[DATA PROVIDED — start]

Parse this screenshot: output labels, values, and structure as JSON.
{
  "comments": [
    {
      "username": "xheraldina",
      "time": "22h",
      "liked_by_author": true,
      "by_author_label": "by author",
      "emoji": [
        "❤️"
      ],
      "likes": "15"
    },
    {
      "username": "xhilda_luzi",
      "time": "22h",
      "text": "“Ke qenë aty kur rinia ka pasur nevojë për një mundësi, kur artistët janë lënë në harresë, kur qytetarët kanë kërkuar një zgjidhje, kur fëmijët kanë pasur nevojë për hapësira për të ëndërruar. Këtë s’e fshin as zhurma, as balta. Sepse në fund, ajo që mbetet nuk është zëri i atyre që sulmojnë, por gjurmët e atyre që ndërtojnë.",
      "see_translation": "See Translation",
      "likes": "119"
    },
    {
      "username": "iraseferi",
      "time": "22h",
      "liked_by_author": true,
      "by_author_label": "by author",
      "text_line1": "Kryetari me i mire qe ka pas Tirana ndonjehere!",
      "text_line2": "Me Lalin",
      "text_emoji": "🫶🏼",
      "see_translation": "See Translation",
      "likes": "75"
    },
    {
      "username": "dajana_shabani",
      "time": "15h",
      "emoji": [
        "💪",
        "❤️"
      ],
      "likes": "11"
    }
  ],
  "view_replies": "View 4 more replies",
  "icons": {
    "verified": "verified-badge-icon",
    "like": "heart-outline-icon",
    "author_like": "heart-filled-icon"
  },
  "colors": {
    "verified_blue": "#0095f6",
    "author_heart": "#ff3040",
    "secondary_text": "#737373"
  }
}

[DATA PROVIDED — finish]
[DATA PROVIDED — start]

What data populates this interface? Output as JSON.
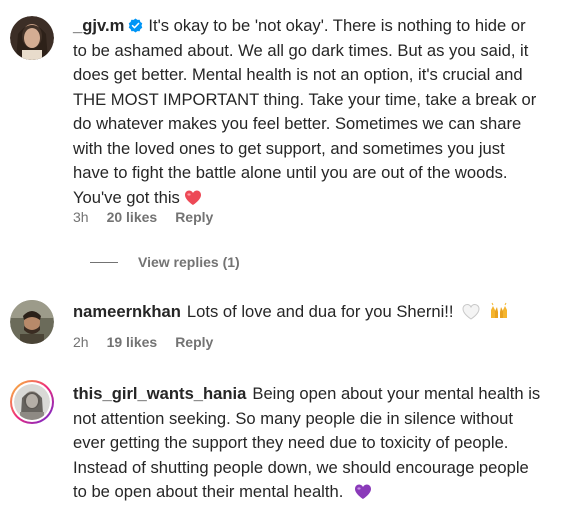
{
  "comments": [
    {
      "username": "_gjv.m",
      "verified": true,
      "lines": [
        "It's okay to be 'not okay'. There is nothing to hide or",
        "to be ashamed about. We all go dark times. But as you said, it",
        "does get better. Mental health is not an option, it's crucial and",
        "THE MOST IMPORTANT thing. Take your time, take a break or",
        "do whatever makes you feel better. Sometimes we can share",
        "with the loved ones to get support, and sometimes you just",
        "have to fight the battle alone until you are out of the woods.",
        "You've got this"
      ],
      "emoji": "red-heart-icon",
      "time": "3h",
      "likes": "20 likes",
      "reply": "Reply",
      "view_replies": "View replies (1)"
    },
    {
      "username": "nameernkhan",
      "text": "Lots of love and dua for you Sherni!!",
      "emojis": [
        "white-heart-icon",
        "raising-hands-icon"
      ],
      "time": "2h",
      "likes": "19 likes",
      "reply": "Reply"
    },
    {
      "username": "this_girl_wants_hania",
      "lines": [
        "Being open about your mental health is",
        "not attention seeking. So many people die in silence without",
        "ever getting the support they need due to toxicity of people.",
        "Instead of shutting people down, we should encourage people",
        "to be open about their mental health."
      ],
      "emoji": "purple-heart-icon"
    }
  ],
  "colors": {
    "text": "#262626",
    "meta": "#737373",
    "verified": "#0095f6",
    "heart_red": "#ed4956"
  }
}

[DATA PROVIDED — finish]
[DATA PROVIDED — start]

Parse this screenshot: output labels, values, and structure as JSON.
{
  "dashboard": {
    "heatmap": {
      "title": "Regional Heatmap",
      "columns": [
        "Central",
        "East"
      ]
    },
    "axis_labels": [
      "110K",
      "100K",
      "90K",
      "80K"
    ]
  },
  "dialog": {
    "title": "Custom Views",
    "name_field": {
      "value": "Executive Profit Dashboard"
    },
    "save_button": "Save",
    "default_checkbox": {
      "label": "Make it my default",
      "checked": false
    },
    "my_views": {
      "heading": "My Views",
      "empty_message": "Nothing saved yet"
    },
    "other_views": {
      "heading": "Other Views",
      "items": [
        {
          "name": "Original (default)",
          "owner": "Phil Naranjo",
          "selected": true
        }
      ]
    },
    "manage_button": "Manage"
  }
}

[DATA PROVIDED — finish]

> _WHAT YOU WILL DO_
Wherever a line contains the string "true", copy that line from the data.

> _ANSWER SPACE_
      "liked_by_author": true,
      "liked_by_author": true,
      "verified": true,
          "selected": true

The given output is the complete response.